Although it would be absolutely wrong to say that women aged between 40 and 49 should stop annual screening for breast cancer, new study shows that more than half the women suspected of breast cancer did not have a family history of the disease. The study conducted at Rochester took into account the mammography report of women in the age group 40-49.
The study was based on data of breast cancers in Rochester between 2000 and 2010. It showed that 61 percent of women aged 40-49 had no family history of breast cancer. Lead author of the study, Stamatia Destounis, said that out of the 211 women who were studied in the research, 135 or 64 percent had no prior personal history of breast cancer, neither any family history of breast cancer.
This report has a great relevance for India as mammography rate in the country is very low according to the statistics from WHO. According to the World Health Statistics (WHS), less than 5 percent women in India in the age group of 50-69 undergo screening by mammography, during 2000-2003. For deaths due to cancer, breast cancer is the most common form for women. With 1 out of 26 women in India expected to be diagnosed with breast cancer in their life according to WHO stat, the situation should ring alarm bells for health authorities in the country.
According to Dr. Bhavna Sirohi, breast cancer specialist, screening for breast cancer in women should start from the age of 45 in Indian women. This is particularly important because women in India attain menopause five years earlier than women in the west. This makes them more susceptible to be afflicted with breast cancer. Women in India need to start contemplating screening for breast cancer even if they do not have a family history of the same, according to this research.
There are several risk factors of colonal cancer. Some are changeable others are not.read more

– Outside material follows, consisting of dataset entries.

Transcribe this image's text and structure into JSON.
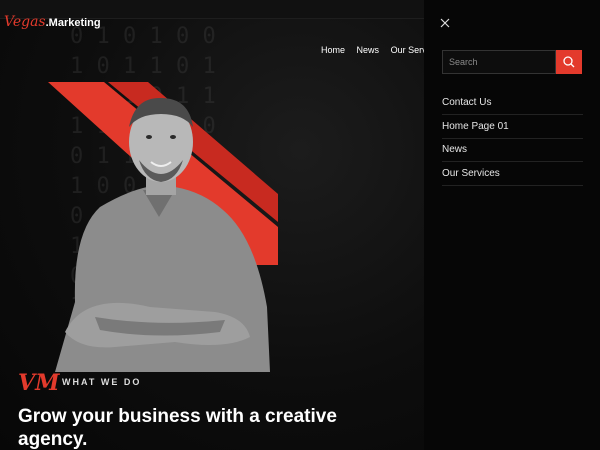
{
  "brand": {
    "script": "Vegas",
    "bold": ".Marketing"
  },
  "nav": [
    "Home",
    "News",
    "Our Servi"
  ],
  "hero": {
    "monogram": "VM",
    "eyebrow": "WHAT WE DO",
    "headline": "Grow your business with a creative agency."
  },
  "panel": {
    "search_placeholder": "Search",
    "menu": [
      "Contact Us",
      "Home Page 01",
      "News",
      "Our Services"
    ]
  },
  "colors": {
    "accent": "#e33a2c",
    "background": "#0b0b0b"
  },
  "icons": {
    "close": "close-icon",
    "search": "search-icon"
  }
}
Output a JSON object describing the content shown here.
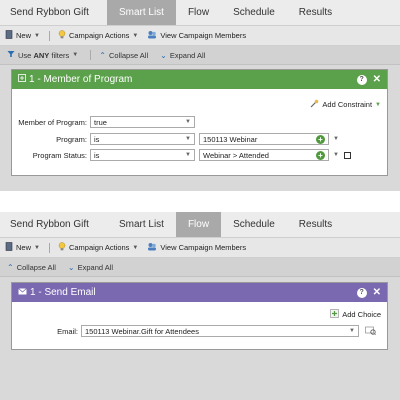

High blood pressure or hypertension is a common condition in which the force of the blood in the arteries is high enough to cause health conditions like heart disease.read more